Tuesday, May 31, 2011
By the Last Poets, off of "Right On"
, 1969/1970. The three pieces were by Gylan Kain, Felipe Luciano, and David Nelson respectively.
Sunday, May 22, 2011
Saturday, May 21, 2011
Tuesday, May 17, 2011
The jellyfish Crossota alba. Delicate jellyfish such as this thrive in the deep sea, where no wind, waves, or turbulence threaten to tear them apart, and are successful predators in spite of their fragility. In the quiet, dark environment this transparent, inch-wide animal sits motionless, with stinging tentacles arranged like fishing lines in a circle, and waits to encounter prey—ambushing, rather than stalking its food.
“Why do people have to be this lonely? What’s the point of it all? Millions of people in this world, all of them yearning, looking to others to satisfy them, yet isolating themselves. Why? Was the earth put here just to nourish human loneliness?”
On this day in 1931 alto saxophonist Jackie Mclean was born.
He played on the Miles Davise album “Dig” with Sonny Rollins when
he was but 19 years old and went on to perform and recorded with
Charles Mingus and George Wallington.
Jackie was known for his hard bop style and later in his career
became an exponent of modal jazz without abandoning his roots.
In 1970, he and his wife, Dollie McLean, founded the Artists
Collective, Inc. of Hartford, Connecticut an organization dedicated
to preserving the art and culture of the African Diaspora. It provides
educational programs and instruction in dance, theatre, music and
Monday, May 16, 2011
Sunday, May 15, 2011
“The goal is to capture the structure of supercell thunderstorms, the feeling of standing in wind gusts breaching 50 MPH, the lightning, the rumble of hail. I’ve never seen anything like these storms before… . They are born everyday, they fight against their environment to stay alive, change their form as they age, they lose their strength, and eventually they die. The hope is that the images presented communicate how I feel while standing in front of these amazing forces of nature”.
37 year old Joséphine Mpongo practises the cello in the Kimbanguiste neighbourhood of Kinshasa. She plays with the Kimbanguiste Symphony Orchestra, and practises here 5 days per week. During the day, Joséphine sells eggss in Kinshasa’s main market.

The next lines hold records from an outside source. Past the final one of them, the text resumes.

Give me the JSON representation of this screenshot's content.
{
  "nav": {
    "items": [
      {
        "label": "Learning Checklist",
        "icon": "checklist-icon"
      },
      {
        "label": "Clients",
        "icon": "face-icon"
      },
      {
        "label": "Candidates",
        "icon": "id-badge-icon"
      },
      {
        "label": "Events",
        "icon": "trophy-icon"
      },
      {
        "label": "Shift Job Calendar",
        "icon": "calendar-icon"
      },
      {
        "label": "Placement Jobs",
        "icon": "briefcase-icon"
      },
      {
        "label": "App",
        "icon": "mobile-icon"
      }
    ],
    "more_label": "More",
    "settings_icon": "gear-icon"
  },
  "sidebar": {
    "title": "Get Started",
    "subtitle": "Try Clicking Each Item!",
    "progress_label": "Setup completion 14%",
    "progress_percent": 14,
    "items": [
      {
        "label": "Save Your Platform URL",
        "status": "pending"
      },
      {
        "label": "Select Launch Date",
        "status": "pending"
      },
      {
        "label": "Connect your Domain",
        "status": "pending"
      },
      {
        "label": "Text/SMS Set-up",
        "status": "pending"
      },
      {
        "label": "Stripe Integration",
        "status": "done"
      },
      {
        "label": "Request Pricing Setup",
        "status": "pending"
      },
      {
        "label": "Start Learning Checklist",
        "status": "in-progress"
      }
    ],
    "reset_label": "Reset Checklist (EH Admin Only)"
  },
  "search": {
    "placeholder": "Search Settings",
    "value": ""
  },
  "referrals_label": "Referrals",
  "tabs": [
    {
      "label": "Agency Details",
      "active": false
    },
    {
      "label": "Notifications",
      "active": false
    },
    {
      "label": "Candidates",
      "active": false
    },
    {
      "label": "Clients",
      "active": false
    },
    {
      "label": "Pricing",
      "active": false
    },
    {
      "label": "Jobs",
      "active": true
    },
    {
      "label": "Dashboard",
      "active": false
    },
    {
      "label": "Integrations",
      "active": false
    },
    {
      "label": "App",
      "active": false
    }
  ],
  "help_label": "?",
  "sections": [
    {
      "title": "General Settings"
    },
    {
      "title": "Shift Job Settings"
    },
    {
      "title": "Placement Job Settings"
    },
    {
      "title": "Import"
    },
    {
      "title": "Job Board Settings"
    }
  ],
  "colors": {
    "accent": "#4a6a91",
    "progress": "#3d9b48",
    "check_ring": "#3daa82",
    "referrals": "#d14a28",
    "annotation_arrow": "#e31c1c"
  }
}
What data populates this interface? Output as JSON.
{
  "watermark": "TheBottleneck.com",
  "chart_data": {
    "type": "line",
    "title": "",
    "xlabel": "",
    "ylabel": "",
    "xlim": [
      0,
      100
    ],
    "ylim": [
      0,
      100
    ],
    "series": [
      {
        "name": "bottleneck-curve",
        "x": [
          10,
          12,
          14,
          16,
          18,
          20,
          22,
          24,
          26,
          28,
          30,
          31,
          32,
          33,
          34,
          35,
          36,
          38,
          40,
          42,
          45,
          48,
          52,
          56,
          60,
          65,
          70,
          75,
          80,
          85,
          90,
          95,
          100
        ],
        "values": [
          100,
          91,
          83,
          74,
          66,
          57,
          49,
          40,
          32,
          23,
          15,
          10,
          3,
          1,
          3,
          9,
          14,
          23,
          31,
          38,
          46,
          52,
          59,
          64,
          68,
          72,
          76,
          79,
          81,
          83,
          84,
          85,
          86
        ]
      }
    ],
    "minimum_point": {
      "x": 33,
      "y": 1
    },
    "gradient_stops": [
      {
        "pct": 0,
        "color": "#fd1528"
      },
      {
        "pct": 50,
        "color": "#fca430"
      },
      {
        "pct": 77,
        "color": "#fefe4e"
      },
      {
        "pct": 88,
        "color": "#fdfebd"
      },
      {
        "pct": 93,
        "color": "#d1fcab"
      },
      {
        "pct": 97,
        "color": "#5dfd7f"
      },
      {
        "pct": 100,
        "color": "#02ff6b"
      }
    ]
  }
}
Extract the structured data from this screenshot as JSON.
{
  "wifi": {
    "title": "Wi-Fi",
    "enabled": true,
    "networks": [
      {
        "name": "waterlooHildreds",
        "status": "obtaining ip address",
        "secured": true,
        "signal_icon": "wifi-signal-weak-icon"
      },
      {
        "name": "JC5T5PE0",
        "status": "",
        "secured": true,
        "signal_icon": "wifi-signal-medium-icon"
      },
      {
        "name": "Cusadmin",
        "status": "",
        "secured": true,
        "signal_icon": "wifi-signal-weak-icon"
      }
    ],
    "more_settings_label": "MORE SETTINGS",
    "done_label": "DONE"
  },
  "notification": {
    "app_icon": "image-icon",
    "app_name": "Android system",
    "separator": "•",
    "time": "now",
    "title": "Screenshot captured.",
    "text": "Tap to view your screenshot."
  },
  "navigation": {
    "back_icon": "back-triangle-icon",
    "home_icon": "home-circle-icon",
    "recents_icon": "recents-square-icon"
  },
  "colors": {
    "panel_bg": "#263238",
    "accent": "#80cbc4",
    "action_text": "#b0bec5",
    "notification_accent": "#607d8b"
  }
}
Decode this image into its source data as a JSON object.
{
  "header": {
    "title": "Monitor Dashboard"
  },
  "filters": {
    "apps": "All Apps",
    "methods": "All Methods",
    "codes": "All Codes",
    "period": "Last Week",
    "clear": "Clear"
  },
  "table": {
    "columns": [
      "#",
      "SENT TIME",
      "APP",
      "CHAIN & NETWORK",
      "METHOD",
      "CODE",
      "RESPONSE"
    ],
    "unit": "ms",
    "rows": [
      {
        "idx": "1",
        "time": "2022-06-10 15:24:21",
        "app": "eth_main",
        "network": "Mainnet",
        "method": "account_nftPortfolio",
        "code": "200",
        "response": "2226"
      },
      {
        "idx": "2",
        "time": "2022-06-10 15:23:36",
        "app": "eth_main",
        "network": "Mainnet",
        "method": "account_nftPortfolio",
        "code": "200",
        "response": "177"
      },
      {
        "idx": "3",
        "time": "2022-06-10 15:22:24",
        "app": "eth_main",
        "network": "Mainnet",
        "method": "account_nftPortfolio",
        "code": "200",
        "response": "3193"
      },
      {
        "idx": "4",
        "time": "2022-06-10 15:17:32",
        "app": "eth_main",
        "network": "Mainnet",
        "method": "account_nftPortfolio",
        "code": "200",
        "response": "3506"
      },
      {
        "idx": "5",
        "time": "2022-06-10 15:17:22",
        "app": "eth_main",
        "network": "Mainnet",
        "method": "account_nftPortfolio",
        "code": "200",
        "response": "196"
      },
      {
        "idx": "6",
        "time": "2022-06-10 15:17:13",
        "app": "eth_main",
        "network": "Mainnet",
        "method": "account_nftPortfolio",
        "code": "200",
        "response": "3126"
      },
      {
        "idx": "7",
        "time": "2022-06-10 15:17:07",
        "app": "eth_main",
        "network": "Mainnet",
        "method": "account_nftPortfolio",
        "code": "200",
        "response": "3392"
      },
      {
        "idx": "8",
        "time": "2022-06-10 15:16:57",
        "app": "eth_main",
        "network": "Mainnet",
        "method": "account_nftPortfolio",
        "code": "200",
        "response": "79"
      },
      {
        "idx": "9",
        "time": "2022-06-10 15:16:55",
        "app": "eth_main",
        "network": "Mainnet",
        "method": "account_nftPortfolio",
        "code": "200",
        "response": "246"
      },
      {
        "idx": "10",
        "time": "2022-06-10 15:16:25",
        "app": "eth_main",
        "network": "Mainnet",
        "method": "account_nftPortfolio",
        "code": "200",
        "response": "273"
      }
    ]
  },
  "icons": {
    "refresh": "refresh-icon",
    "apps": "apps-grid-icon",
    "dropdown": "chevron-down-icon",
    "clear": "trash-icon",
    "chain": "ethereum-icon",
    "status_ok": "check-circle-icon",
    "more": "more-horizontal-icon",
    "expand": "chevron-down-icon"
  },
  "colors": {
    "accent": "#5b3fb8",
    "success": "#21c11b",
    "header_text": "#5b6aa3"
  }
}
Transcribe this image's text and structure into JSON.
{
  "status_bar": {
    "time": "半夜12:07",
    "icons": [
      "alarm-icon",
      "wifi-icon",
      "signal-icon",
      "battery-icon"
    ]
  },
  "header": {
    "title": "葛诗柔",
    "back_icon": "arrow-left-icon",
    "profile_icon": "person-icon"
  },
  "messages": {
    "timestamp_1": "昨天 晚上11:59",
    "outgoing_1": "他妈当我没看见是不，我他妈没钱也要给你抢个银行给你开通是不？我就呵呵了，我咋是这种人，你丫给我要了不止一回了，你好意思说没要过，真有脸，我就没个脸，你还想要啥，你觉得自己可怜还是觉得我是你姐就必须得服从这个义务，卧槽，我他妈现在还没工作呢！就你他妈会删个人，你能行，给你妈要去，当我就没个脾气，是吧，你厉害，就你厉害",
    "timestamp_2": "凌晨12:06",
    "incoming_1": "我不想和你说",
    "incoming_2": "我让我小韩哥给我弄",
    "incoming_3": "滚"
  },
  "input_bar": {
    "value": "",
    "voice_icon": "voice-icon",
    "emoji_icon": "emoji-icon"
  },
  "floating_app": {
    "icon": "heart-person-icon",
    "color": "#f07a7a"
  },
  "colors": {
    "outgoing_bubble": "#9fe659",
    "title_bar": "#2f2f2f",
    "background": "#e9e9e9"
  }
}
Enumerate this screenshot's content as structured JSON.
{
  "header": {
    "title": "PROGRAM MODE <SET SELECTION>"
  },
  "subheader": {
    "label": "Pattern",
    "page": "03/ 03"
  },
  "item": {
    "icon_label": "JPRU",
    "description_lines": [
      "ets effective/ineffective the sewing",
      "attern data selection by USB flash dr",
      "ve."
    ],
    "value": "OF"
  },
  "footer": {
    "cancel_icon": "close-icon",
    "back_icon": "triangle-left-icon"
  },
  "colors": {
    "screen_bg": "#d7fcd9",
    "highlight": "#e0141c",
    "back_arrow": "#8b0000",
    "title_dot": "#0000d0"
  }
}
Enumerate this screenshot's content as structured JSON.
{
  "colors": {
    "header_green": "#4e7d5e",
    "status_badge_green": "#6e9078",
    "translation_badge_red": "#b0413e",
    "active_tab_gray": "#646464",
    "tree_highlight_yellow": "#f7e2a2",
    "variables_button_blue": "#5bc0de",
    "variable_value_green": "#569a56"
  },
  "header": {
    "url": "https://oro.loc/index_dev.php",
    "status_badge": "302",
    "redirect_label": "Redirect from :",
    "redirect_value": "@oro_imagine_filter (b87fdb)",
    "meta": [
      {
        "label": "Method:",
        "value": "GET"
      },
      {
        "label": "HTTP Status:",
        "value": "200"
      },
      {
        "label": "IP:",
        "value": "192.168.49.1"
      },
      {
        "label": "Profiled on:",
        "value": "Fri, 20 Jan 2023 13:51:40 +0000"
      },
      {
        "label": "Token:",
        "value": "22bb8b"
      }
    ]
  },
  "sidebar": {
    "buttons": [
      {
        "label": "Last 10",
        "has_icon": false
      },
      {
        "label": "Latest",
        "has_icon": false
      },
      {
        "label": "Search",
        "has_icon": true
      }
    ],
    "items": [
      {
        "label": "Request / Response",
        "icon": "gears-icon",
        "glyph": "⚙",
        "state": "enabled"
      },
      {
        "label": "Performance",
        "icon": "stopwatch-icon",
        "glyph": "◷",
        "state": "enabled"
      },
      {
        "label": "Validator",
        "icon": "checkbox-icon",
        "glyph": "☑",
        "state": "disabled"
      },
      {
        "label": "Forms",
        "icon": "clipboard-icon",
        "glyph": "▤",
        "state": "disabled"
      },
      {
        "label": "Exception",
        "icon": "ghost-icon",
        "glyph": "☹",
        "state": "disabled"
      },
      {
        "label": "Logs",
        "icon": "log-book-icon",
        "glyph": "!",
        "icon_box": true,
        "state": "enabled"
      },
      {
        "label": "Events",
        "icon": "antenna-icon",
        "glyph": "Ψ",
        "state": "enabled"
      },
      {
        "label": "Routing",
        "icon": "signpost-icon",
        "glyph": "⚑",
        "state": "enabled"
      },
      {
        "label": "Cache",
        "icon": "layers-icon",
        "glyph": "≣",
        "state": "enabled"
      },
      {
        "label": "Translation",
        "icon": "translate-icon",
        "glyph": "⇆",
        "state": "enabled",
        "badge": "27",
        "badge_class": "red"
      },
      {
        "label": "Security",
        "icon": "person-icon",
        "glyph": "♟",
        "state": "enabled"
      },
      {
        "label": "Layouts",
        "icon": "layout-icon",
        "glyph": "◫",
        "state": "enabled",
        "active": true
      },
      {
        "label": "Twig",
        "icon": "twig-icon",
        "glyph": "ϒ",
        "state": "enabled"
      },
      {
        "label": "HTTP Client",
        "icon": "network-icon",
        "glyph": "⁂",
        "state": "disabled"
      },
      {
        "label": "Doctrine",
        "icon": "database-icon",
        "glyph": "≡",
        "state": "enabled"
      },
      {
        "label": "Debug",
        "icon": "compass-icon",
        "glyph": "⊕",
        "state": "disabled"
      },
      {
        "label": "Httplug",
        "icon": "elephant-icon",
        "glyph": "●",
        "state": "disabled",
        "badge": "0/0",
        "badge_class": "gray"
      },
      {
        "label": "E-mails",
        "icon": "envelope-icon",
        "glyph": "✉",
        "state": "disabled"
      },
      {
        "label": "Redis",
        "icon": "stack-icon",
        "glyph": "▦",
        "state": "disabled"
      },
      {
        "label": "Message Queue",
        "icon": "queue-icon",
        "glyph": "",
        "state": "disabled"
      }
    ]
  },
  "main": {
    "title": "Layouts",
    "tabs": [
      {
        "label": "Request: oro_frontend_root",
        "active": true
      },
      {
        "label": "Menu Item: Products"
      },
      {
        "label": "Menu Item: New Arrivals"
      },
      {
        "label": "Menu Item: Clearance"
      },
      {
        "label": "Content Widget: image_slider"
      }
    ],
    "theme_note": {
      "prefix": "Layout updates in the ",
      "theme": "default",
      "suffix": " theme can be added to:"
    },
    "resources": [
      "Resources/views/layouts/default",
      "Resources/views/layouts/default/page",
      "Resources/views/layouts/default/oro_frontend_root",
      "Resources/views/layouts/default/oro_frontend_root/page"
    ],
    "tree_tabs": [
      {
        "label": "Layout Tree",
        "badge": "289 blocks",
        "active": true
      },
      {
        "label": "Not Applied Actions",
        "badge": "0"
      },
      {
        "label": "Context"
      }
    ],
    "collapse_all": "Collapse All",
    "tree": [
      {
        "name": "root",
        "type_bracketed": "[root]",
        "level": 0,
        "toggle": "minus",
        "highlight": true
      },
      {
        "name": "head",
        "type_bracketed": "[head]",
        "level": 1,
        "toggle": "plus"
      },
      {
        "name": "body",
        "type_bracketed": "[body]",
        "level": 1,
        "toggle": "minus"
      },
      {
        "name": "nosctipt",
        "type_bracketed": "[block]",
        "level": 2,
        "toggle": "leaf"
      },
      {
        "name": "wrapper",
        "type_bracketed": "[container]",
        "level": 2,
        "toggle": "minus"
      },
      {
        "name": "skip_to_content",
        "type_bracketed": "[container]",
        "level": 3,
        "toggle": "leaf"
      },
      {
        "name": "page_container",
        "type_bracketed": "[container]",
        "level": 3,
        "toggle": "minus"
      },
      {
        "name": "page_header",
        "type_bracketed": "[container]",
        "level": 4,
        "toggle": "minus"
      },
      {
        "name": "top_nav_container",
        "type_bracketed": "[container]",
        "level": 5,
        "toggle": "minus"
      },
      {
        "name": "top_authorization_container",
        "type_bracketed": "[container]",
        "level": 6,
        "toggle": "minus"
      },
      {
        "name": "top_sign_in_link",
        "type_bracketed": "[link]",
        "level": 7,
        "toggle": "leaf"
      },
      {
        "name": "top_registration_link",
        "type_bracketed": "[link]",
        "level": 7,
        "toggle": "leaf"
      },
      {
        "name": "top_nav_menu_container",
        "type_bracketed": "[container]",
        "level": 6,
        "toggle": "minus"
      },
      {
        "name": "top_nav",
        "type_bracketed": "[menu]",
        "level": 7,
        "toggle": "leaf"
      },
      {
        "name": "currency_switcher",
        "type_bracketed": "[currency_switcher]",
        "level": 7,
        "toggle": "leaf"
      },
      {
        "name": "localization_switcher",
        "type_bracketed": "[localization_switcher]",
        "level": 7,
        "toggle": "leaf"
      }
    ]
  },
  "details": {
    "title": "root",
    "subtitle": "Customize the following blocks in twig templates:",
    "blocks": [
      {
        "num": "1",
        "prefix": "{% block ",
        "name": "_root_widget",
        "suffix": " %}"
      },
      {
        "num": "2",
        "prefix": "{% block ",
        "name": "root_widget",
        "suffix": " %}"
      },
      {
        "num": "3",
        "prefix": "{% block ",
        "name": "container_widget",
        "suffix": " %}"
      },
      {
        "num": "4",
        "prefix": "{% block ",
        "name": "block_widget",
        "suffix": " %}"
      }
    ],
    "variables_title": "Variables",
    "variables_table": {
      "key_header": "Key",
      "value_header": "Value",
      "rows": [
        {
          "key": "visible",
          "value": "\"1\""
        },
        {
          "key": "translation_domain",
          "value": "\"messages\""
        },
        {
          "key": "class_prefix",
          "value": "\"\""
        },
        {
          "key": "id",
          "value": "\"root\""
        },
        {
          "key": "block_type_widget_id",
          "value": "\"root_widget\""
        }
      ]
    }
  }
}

Moon jelly by Alexander Semenov
Porpita porpita—the blue button jelly —is a neustonic species mostly found in the tropics; that is, it floats right neat the surface of the water. The circular disc is made of chitin and filled with gas, allowing these jellies to float. The tentacles (zooids) radiating from the disc do all the feeding.
Even now, when I try to remember… the darkness does not lift but becomes heavier as I think how little we can hold in mind, how everything is constantly lapsing in oblivion with every extinguished life, how the world is, as it were, draining itself, in that the history of countless places and objects which themselves have no power of memory is never heard, never described or passed on.
“A lot has been said about Japanese resilience and their response to the March 11 disaster,” writes Associated Press photographer David Guttenfelder. “But the stoicism hides the deep personal suffering. The humble efficiency makes it seem like help is not needed. I hope that our photographs will help people understand and continue to help Japan.”
NPR: Japan, Two Months After the Disaster
Photo: Christoph Bangert